Faculty Senate > FSCC Report

The following is a synthesis of assessments by FSCC members of the new graduate tuition policy.

Faculty unanimously endorses the goal of improving graduate education.

Changes in graduate tuition policy--such as limiting the number of years for degree completion and giving students full support--could improve the focus, pace and quality of a graduate education. In some instances programs will be smaller, but they will be more selective.

For example, the IT Professional Master's Committee reviewed the new MS in Information Technology and concluded that it was both possible and desirable to change the degree to require completion in one academic year. The admissions standards will be set higher and fewer students will be enrolled in Fall 2002. The committee nonetheless expects to increase enrollment in future years.

However much there is unanimous support for improving graduate education and strong support for aspects of the new policy, there is, on the other hand, a consensus that the transition plan needs to be modified.

Issues differ slightly according to school. Due to the fact that currently-supported students must be fully-funded, some schools will have an increase in the number of fully-funded TAs. (This year Science has 141 full-time equivalent TAs. Next year there will be 172 fully-funded TAs, according to the most recent assessments.) Science and Engineering, for example, do not have these funds in their budgets. One means of finding funding would be to cut clinical and adjunct faculty. This would have significant impact on both graduate and undergraduate course offerings and FSCC members stressed that this could, in particular, negatively impact undergraduate education. In some Engineering disciplines "quality" is linked to being able to offer smaller studio classes rather large lectures.

A suggested strategy or solution is to "grandfather" current students. This would not change ultimate goal of establishing a new graduate tuition policy and would not hamper implementing changes in policy for incoming students. Grandfathering would ameliorate some of the sense of crisis that the faculty and administration are experiencing as they scramble to reorganize not only graduate funding but related issues such as course offerings.

An Ombusperson could be assigned to each school to help the transition as was the case with the 4 X 4 plan.

Final point regarding transition:
I think we all agree that as educators at Rensselaer our purpose is not restricted to teaching academic disciplines, but also includes instilling a sense of community, citizenship, and leadership to our students. Many feel that there is an ethical dimension to the way we handle this policy change and that we should set an example and let those students who matriculated under the previous policy finish their degree according to those guidelines. (We are aware of the "Notice Regarding Changes" that is on back of the title page of the catalogue which states: "Rensselaer reserves the right to change the course offerings, tuition, fees...and other regulations affecting its students." Although this notice allows for such changes, this situation can be seen as a type of social contact with current students.)

The major unresolved problem is how the remaining semesters after the first year for Master's and the first two years for the Ph.D. are to be funded.

Each school has it own variation of these issues.

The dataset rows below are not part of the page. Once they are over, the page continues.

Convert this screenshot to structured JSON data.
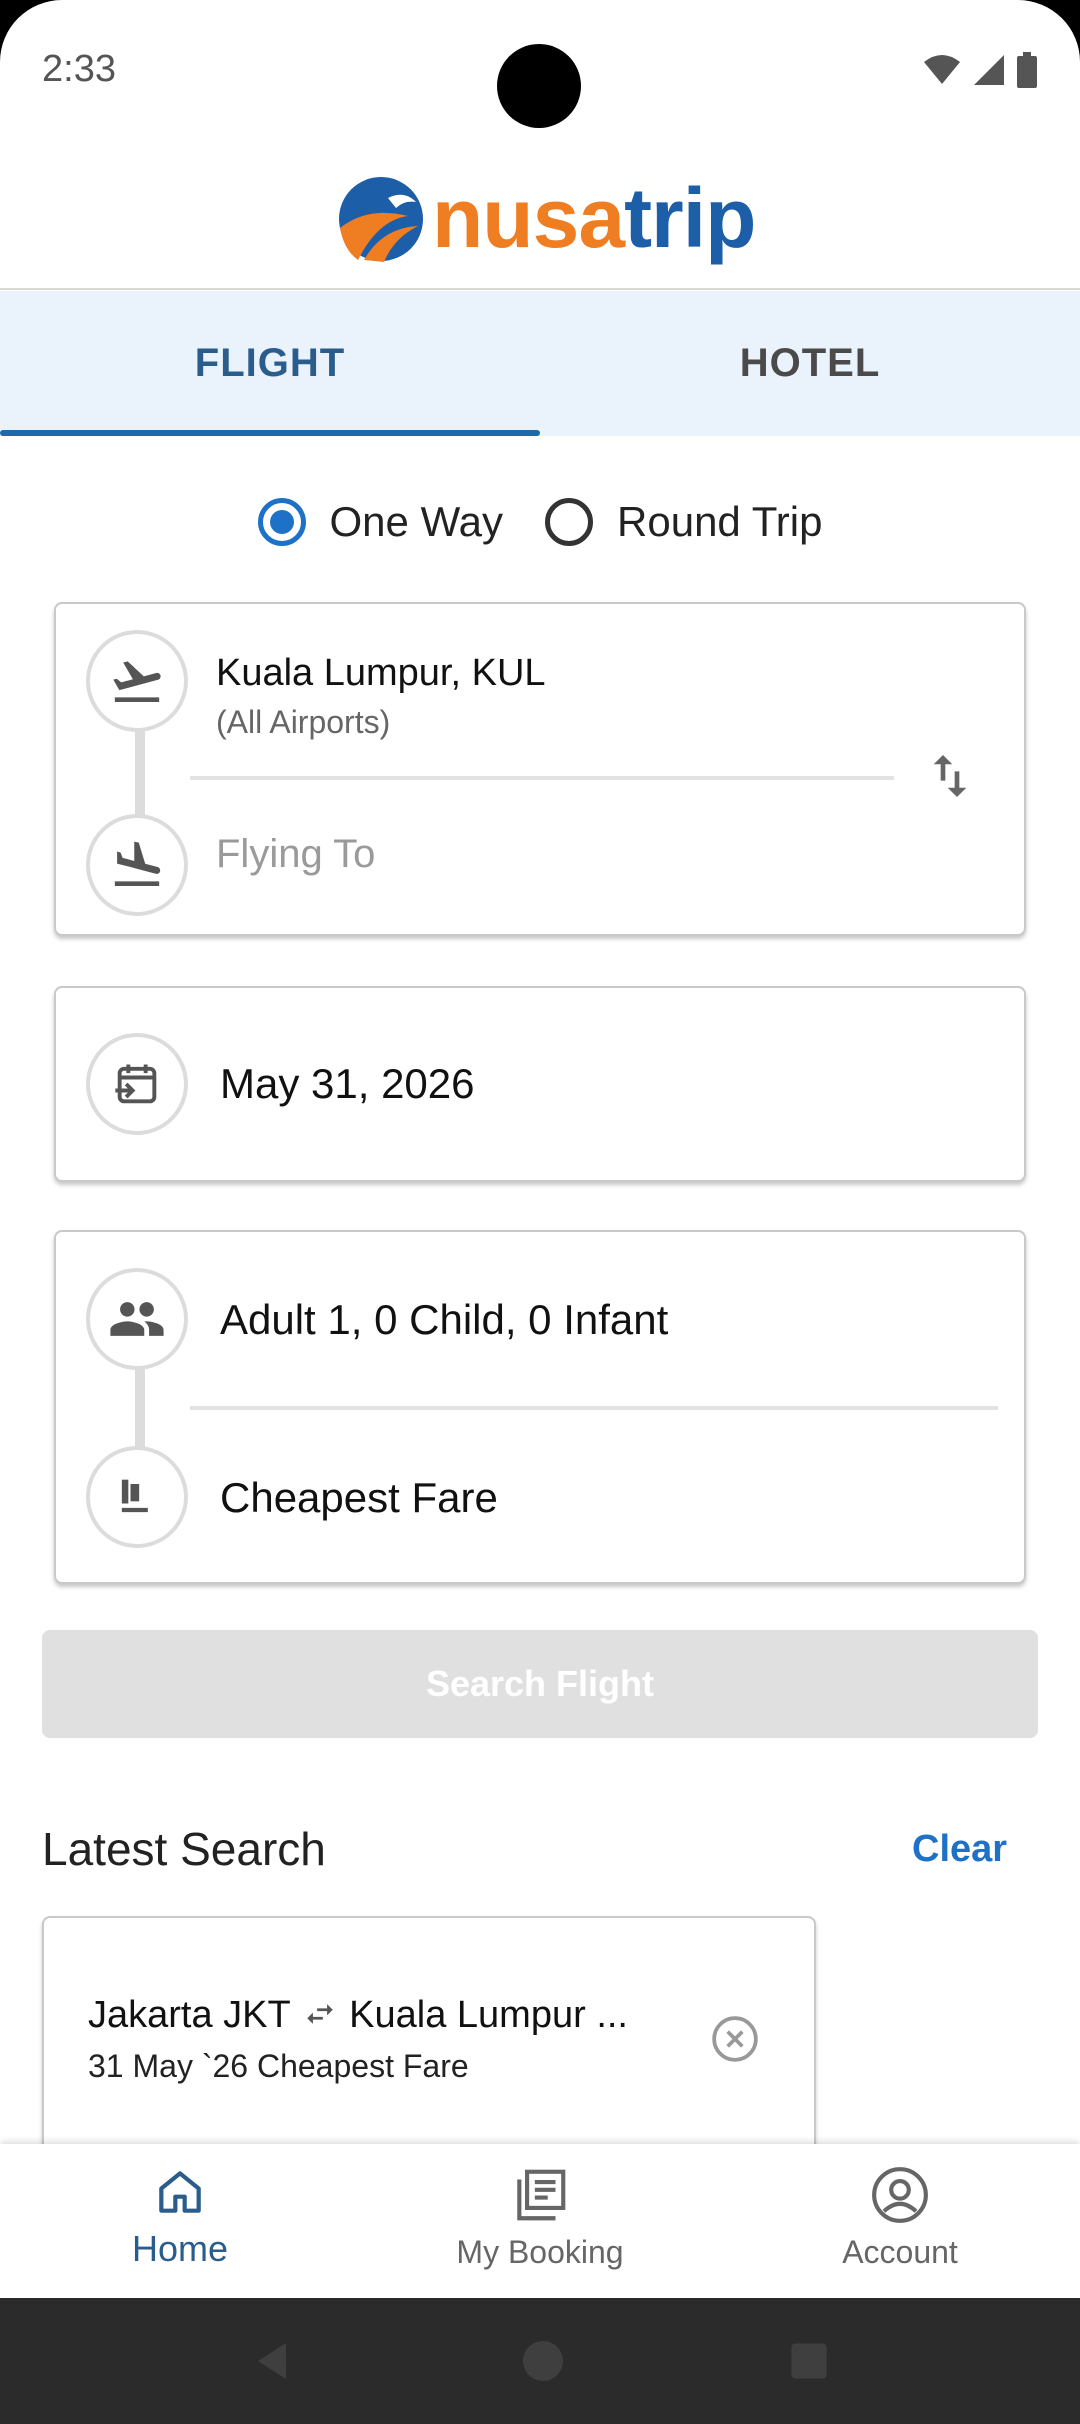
{
  "status_bar": {
    "time": "2:33"
  },
  "header": {
    "logo_part1": "nusa",
    "logo_part2": "trip"
  },
  "tabs": [
    {
      "label": "FLIGHT",
      "active": true
    },
    {
      "label": "HOTEL",
      "active": false
    }
  ],
  "trip_type": {
    "options": [
      {
        "label": "One Way",
        "selected": true
      },
      {
        "label": "Round Trip",
        "selected": false
      }
    ]
  },
  "route": {
    "origin_city": "Kuala Lumpur, KUL",
    "origin_sub": "(All Airports)",
    "destination_placeholder": "Flying To",
    "origin_icon": "flight-takeoff-icon",
    "destination_icon": "flight-land-icon",
    "swap_icon": "swap-vertical-icon"
  },
  "date": {
    "value": "May 31, 2026",
    "icon": "calendar-icon"
  },
  "passengers": {
    "value": "Adult 1, 0 Child, 0 Infant",
    "icon": "people-icon",
    "fare_class": "Cheapest Fare",
    "fare_icon": "seat-icon"
  },
  "search_button": {
    "label": "Search Flight"
  },
  "latest_search": {
    "title": "Latest Search",
    "clear_label": "Clear",
    "items": [
      {
        "from": "Jakarta JKT",
        "to": "Kuala Lumpur ...",
        "detail": "31 May `26 Cheapest Fare"
      }
    ]
  },
  "bottom_nav": [
    {
      "label": "Home",
      "icon": "home-icon",
      "active": true
    },
    {
      "label": "My Booking",
      "icon": "booking-icon",
      "active": false
    },
    {
      "label": "Account",
      "icon": "account-icon",
      "active": false
    }
  ],
  "colors": {
    "brand_blue": "#1c5ea8",
    "brand_orange": "#ef7d22",
    "accent": "#1d72c7",
    "tab_bg": "#eaf2fb"
  }
}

Again, I would like to stress the sense that I was given of faculty working in good faith trying to respond to the changes. However, the new policy is based on a graduate funding model found in Engineering and Science. In Architecture, H&SS and Management such models, in many instances, do not exist, or if they do, it is in a more limited fashion.

For example, Management recently surveyed 30 competitive Ph.D. programs. More than 90% of these schools received less than 5% of their funding from external grants or contracts.

At the NSF only 5% of research funds are committed to Social, Behavioral and Economic Sciences.

At the NEH the entire 2003 budget for requested grants--and this included not only those for research, but also those for education, preservation and public programming--is $90 million.

Key curricular challenge:
How do you maintain and enhance the quality of graduate programs and attract and retain the best students if you cannot support students for the duration of their degree?

MBA has very specific curricular issues:
The MBA needs flexibility in distribution of funds to establish as large a class as possible. All premiere MBA programs are large. Size matters in this field due to the business-networking aspect. Also, having part-time students is also important, because this enables the program to offer more breadth. Both features are essential to maintaining quality for the MBA.

Undergraduate impacted as well as graduate:
However much the focus is on graduate education, undergraduate will be impacted. FSCC members believe that if the policy is not modified somewhat, undergraduate education will diminish in quality. Some even think that undergraduate education will be affected even more quickly than graduate. The policy changes could affect class size. With one-year TAs, there will be a more inexperienced work force. Even with more TAs in certain schools next year, the number of clinical and adjuncts is expected to be reduced. If this occurs, there remains a problem because TAs must have supervision.

Again, I would like to stress that faculty are exploring new funding resources: It is crucial to raise funds to support graduate fellowships through the Capital Campaign.

There were diverse issues and opinions regarding part-time graduate students. Many believed their schools would lose part-time students with these changes.

"Absentia" status will be important for H&SS students who conduct archival or field research and there is concern that these students are allowed to register as full-time.

May 22, 2002